  3. rob says:

    EOD guys deployed, with or without their gear? GG reporting.

  4. Ernie says:

    There’s something odd about this story. Was he a commissioned or non-commissioned officer, or an “official” (civilian)? Another news outlet states he was a lieutenant, but a 45 year old O-2 or O-3 seems surprising. Anybody have better gen?

  5. Kevin says:

    You know this happens all the time at a lower level. Guys develop products for their buddies who are out. I know for a fact there was a SEAL team 3 guy who funneled like a 100,000+ rounds to his buddy who developing a FN SCAR part. It was all over the internet. From what I understand this happens all the time. used to be you got a no pay due if you stole stuff. You must have to hit cash amount to get punished though. Mr. Prince hit the 7 figure mark so he’s getting the slammer.

    • SSD says:

      I don’t think it happens all of the time. Even so, this guy and his accomplices created fake businesses and with the aid of someone in industry, gained access to legitimate businesses to obtain what they considered valid bids for warfighting equipment. The products were never actually ordered. They even went so far as to create more than one fake business so as to avoid scrutiny.

      • David P Hensley says:

        You really have to get your hands on the Record of Trial/Statement of Facts to determine what happened. Just make sure you have several color of highlighters while reviewing it so you can remember who is whom.

        The Navy Officer’s scam was run through three valid/un-suspecting companies who held prime contracts, one of which appeared to be running their own illegal substitution scam and was got caught doing so due to their scam being conducted in conjunction with the Navy Officer’s scam.

        The exposure of this is important for two reasons. First, as showing that people get held accountable for their crimes, it serves as a deterrent to others. Secondly, by understanding how these frauds are conducted, it helps industry Primes to protect themselves and the government against similar scams.

  6. David Hensley says:

    When is SSD going to report on the other cases of contract fraud in the Tidewater Area?

    There have been two companies from Virginia Beach who have had their CEO or President indicted and convicted in federal court. One of the companies have been suspended pending debarment. The other company is presumably pending suspension.

    • SSD says:

      I’ve referenced some of the stories in the past. I understand your motivation in all of this, both from an ethics and business standpoint, but there is a lot going on currently. Some of it will play out the way you think it will, and some of it won’t.

      While you like to reference the Virginia Pilot, they don’t have to be right like I do. The Pilot can and does cast aspersions against those it wants to harm. They are politically motivated and seriously anti-republican and anti-defense industry. Considering your political views, if your business were located in the Tidewater, it would be a target of the Virginia Pilot.

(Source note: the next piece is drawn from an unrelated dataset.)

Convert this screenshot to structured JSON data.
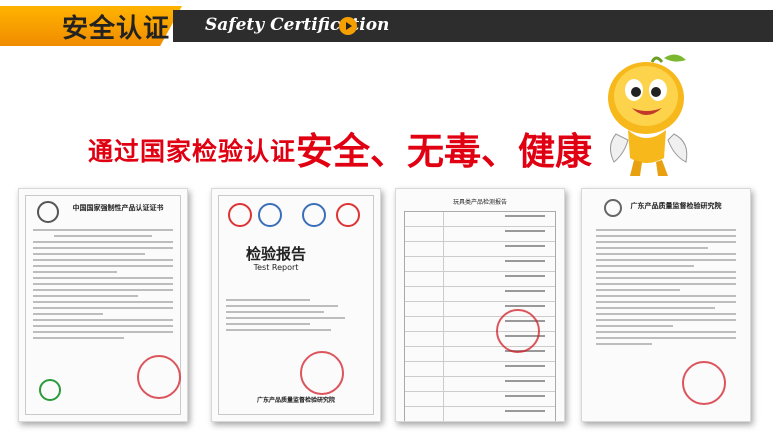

      • David Hensley says:

        I must have missed the stories on SSD about the indictment and conviction of the CEO of SEK Solutions and the President of Karda Systems in federal court. Can you provide links where you covered this indictments and convictions?

        I did see SSD coverage of where Karda and SEK settled much less serious civil “False Claims Act” lawsuits.

        I don’t think my business would be a target of the Virginia-Pilot because I do not commit fraud against the US Government, nor will I (or my company) get charged or indicted for contracting fraud because we simply don’t engage in that type of behavior. There are plenty of Defense contractors (thousands?) in the tidewater area which receive positive coverage – or no coverage – from The Virginia-Pilot.

        • SSD says:

          I have not, specifically published those stories, because after the fines were paid, the guilty pleas weren’t nearly as interesting as seeing what their sentences will look like.

  7. ATHENS says:

    The title of the article state “Navy Supply Officer”. This person was not a Navy Supply Corps Officer. He was an EOD TECH.

    • SSD says:

      That is how the Department of Justice characterized him. Feel free to contact them. I’m sure they’ll be happy to take your name and follow up with you.